Let’s start with the strengths of the book—and there are many. Most of the chapters are very detailed, giving fantastic background facts about (for example) the changing economics and other movements in popular entertainment (such as the influence of J-horror on GMK). Some of these facts and details and analysis will sound really familiar, but part of the reason for that is because so many have referenced Kalat’s work again and again in the West. Nevertheless, many interesting monster morsels emerge for the fan’s enjoyment. I did not realize, for example, that there is a scene in Godzilla vs. Megalon (1973) in which the actors can be seen waiting for the director to call “action” before moving—and that this scene was not edited out until 1990! Kalat is also a very good writer who ably and clearly writes both in his criticisms and his explications of the cultural and historical backgrounds of each film. Kalat’s book is easily one of the best for the writing—and there are plenty books which do not measure up to his pen. Recently a YouTube show called The Godzilla Files gave a review of Kalat’s book, and he gave a great recommendation of reading Kalat’s individual reviews before or after watching each movie rather than just reading cover-to-cover. While I personally did not do this, each review definitely has enough detail to enrich a particular monster movie viewing.

Now on to the negatives. Unsurprisingly, as a completely unauthorized book, there are no pictures, which is not necessarily a bad thing—but for some fans who specifically want pictures, that might be a letdown. For me, the lack of pictures was not such a big deal, but the layout of the pages (two columns on each page, so as to maximize text) makes the book feel like a textbook and I found it tiring to read sometimes. The individual chapters/reviews also vary considerably in quality. Some are very detailed (such as the chapter on the original Godzilla [1954], which basically gets four chapters covering the origins, Japanese version, and American versions) and some are almost depressingly short (Godzilla: Tokyo S.O.S. [2003], which only gets two pages). I also sometimes got a strong sense that Kalat was writing critical reviews of some of the movies, and giving just impartial facts about others. Usually I found his analysis very strong, but occasionally Kalat kind of drops the ball—such as in his chapter on Son of Godzilla (1967) in which he gives a long overview of the portrayal of the scientist in American monster films, but strangely offers no examples, making the analysis feel empty. I also found his analysis of the story of Terror of Mechagodzilla (1975) overlong and nitpicky in the extreme. For me, when I read these kinds of books, I am not overly concerned with the logical consistency of every detail in the story, but rather I am usually much more interested in the background of the film, interviews with cast members, insights into the creative process, etc.

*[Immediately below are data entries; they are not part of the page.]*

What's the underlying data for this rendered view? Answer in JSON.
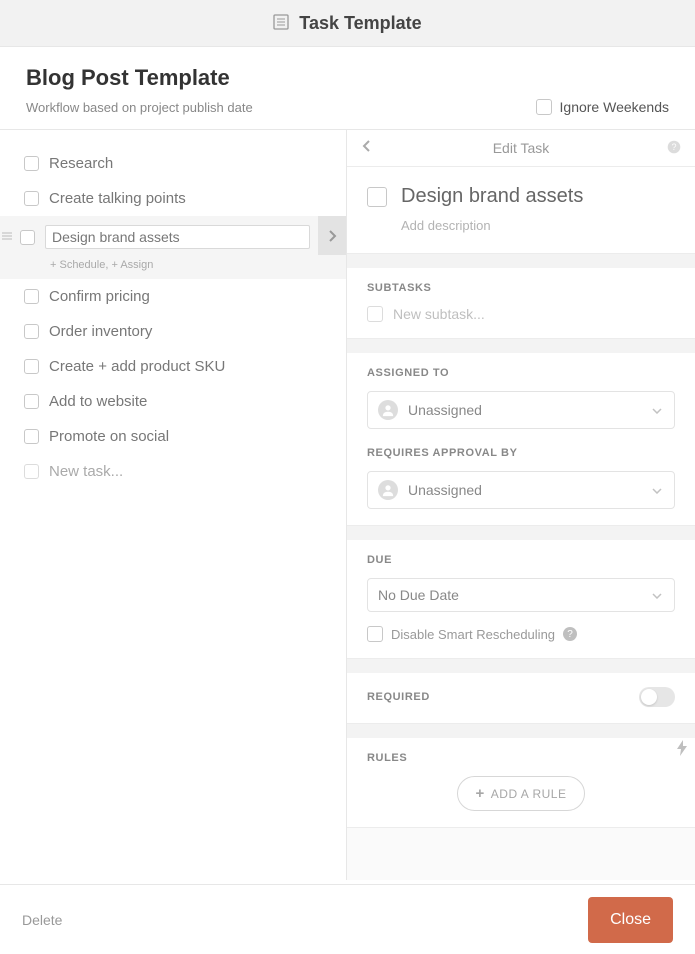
{
  "modal": {
    "title": "Task Template"
  },
  "template": {
    "name": "Blog Post Template",
    "workflow_desc": "Workflow based on project publish date",
    "ignore_weekends_label": "Ignore Weekends"
  },
  "tasks": [
    {
      "label": "Research"
    },
    {
      "label": "Create talking points"
    },
    {
      "label": "Design brand assets",
      "selected": true,
      "subtext": "+ Schedule,  + Assign"
    },
    {
      "label": "Confirm pricing"
    },
    {
      "label": "Order inventory"
    },
    {
      "label": "Create + add product SKU"
    },
    {
      "label": "Add to website"
    },
    {
      "label": "Promote on social"
    }
  ],
  "new_task_placeholder": "New task...",
  "edit_panel": {
    "header": "Edit Task",
    "task_name": "Design brand assets",
    "add_description": "Add description",
    "subtasks_title": "SUBTASKS",
    "new_subtask_placeholder": "New subtask...",
    "assigned_title": "ASSIGNED TO",
    "unassigned_label": "Unassigned",
    "approval_title": "REQUIRES APPROVAL BY",
    "due_title": "DUE",
    "no_due_label": "No Due Date",
    "disable_resched_label": "Disable Smart Rescheduling",
    "required_title": "REQUIRED",
    "rules_title": "RULES",
    "add_rule_label": "ADD A RULE"
  },
  "footer": {
    "delete_label": "Delete",
    "close_label": "Close"
  }
}
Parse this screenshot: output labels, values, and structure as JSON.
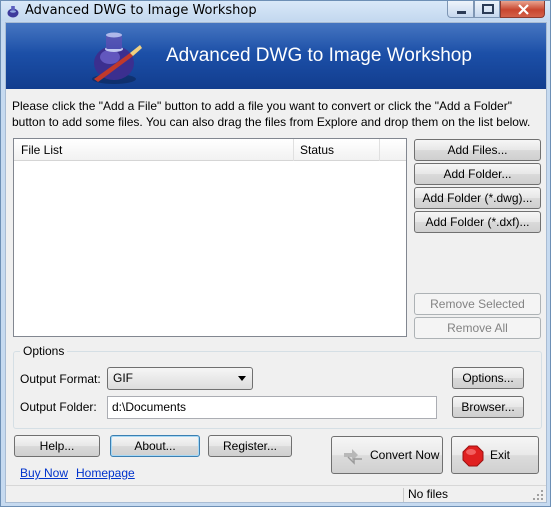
{
  "window": {
    "title": "Advanced DWG to Image Workshop"
  },
  "banner": {
    "title": "Advanced DWG to Image Workshop"
  },
  "instructions": "Please click the \"Add a File\" button to add a file you want to convert or click the \"Add a Folder\" button to add some files. You can also drag the files from Explore and drop them on the list below.",
  "file_list": {
    "columns": [
      "File List",
      "Status"
    ],
    "rows": []
  },
  "side_buttons": {
    "add_files": "Add Files...",
    "add_folder": "Add Folder...",
    "add_folder_dwg": "Add Folder (*.dwg)...",
    "add_folder_dxf": "Add Folder (*.dxf)...",
    "remove_selected": "Remove Selected",
    "remove_all": "Remove All"
  },
  "options": {
    "legend": "Options",
    "output_format_label": "Output Format:",
    "output_format_value": "GIF",
    "output_folder_label": "Output Folder:",
    "output_folder_value": "d:\\Documents",
    "options_button": "Options...",
    "browse_button": "Browser..."
  },
  "bottom_buttons": {
    "help": "Help...",
    "about": "About...",
    "register": "Register...",
    "convert_now": "Convert Now",
    "exit": "Exit"
  },
  "links": {
    "buy_now": "Buy Now",
    "homepage": "Homepage"
  },
  "status_bar": {
    "text": "No files"
  },
  "icons": {
    "title": "app-logo-icon",
    "banner": "ink-bottle-pen-icon",
    "convert": "convert-arrows-icon",
    "exit": "stop-sign-icon"
  },
  "colors": {
    "banner": "#1b4ea6",
    "link": "#0033cc",
    "exit_icon": "#e02020"
  }
}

This is not really a serious complaint, but Kalat also included a note about Motoyoshi Oda’s Ghost Man (1954) film, and speculated that it might belong to the “insubstantial man” cycle. Because of this note, I bought and suffered through the movie, which… is definitely not part of the “insubstantial man” cycle, but it is a deeply disturbing movie filled with naked corpses of women and I wish I had never seen it!

Still, my complaints for the most part are as “insubstantial” as the Human Vapor, and really, Kalat’s tome deserves the accolades it has received. It really is one of the best Godzilla books in the English language, and deserves a spot on the shelf of the dedicated Godzilla fan who wants to learn more about the individual films and the history around them. If this book is any indication, Kalat’s J-Horror (which I recently picked up) should also be a real treat. Recommended.